A big part of learning how to fix flat feet was paying attention to what my feet were doing while walking. These are some simple rules I followed to improve arch stability when walking.
Point the feet straight
Normal walking involves the heel striking the ground at the beginning of each step. This is called initial contact.
I used to walk with my feet pointed outward. A common name for this is duck walking.
For me, I suspect the main reason for my duck walking gait was a lack of ankle flexibility.
It was easier to keep an arch when I kept my feet pointed straight rather than my old habit of having them angled out.
Perfectly straight wasn’t necessarily the goal though. Everyone’s bone structure is different and this also affects the position of the legs.
Make contact with the outside edge of the foot
After the initial contact, when the heel has touched down, I focused on having the outside part of the foot (the little toe side) contact the ground first. My old way of walking involved putting too much pressure on the inside of the foot.
Thinking of keeping weight towards the outside edge of the foot helped keep the heel in a neutral position.
Make firm contact with the big toe
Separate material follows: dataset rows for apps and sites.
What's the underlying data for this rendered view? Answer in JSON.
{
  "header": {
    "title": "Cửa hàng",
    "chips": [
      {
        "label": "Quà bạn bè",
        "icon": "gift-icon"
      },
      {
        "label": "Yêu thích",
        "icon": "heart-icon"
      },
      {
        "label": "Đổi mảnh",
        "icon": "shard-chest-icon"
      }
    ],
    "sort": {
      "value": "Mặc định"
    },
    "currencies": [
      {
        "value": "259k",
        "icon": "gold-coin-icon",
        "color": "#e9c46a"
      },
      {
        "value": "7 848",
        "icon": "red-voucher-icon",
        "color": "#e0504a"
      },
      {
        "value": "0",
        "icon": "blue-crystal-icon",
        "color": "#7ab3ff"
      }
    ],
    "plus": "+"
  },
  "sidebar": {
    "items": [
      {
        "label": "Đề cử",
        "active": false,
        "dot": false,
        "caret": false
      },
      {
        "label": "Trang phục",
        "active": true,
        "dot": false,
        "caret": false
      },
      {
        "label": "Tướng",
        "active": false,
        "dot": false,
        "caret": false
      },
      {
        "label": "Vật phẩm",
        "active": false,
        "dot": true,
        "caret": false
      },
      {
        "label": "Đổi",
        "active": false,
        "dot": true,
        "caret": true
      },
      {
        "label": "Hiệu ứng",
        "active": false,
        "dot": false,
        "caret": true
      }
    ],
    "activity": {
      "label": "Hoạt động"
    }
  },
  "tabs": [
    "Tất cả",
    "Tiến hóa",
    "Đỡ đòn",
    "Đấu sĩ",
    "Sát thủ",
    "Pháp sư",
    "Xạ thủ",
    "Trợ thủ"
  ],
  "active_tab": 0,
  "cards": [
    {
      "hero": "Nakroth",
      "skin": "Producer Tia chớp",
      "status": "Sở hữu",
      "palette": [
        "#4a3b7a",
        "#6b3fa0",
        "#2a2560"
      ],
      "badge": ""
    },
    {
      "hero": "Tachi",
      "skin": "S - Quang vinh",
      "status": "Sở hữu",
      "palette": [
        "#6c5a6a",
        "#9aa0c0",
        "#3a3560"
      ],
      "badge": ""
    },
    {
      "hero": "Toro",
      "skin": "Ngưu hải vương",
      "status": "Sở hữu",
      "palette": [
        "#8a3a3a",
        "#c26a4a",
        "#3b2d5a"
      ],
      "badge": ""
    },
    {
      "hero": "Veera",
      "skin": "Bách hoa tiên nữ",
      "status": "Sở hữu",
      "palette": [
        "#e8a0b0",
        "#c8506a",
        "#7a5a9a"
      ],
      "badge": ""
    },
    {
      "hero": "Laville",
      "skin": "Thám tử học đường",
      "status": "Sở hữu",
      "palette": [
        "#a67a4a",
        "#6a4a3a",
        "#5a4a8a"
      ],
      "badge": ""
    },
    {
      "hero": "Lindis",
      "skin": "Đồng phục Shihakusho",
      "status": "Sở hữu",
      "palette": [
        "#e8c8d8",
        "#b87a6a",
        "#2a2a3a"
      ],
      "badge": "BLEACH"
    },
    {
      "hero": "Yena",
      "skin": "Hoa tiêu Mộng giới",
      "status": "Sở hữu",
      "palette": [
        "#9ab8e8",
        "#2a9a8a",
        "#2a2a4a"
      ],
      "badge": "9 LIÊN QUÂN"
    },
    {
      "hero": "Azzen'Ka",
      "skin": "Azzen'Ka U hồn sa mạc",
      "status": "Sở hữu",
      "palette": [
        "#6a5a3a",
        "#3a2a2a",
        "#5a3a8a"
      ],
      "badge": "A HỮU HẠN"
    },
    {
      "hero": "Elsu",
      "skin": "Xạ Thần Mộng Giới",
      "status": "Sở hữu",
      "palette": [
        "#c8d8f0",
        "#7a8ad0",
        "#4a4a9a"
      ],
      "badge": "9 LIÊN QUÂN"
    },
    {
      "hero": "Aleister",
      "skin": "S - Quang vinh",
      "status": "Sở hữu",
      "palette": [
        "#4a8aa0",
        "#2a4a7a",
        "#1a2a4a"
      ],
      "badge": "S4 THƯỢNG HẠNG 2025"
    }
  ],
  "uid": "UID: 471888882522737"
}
One reason the foot collapses inward is because the big toe is not effectively stabilizing the arch.
I liked to imagine when taking a step that each toe touches the ground in order, starting with the little toe. This allows for the gradual loading of weight on the inside edge of the foot and big toe. In real time this happens quickly so practicing in slow-motion can be helpful.
The entire big toe should make firm contact with the ground.
Press off through the ball of the foot
The foot needs to supinate, or roll back outward at the end of each step. This creates a rigid lever to propel the body forward.
I call this walking with a springy step.
To make sure I was pressing off evenly through the ball or front portion of the foot, I found it helpful to think about keeping pressure on the front two points of the foot tripod.
Walking is such a natural thing to most of us that it’s easy to take for granted how complex a movement walking actually is. I cover the changes I made to the way I walked more in-depth in the membership area of the site.
Note that these tips apply to walking. Running involves a different type of foot strike pattern that often varies from person to person.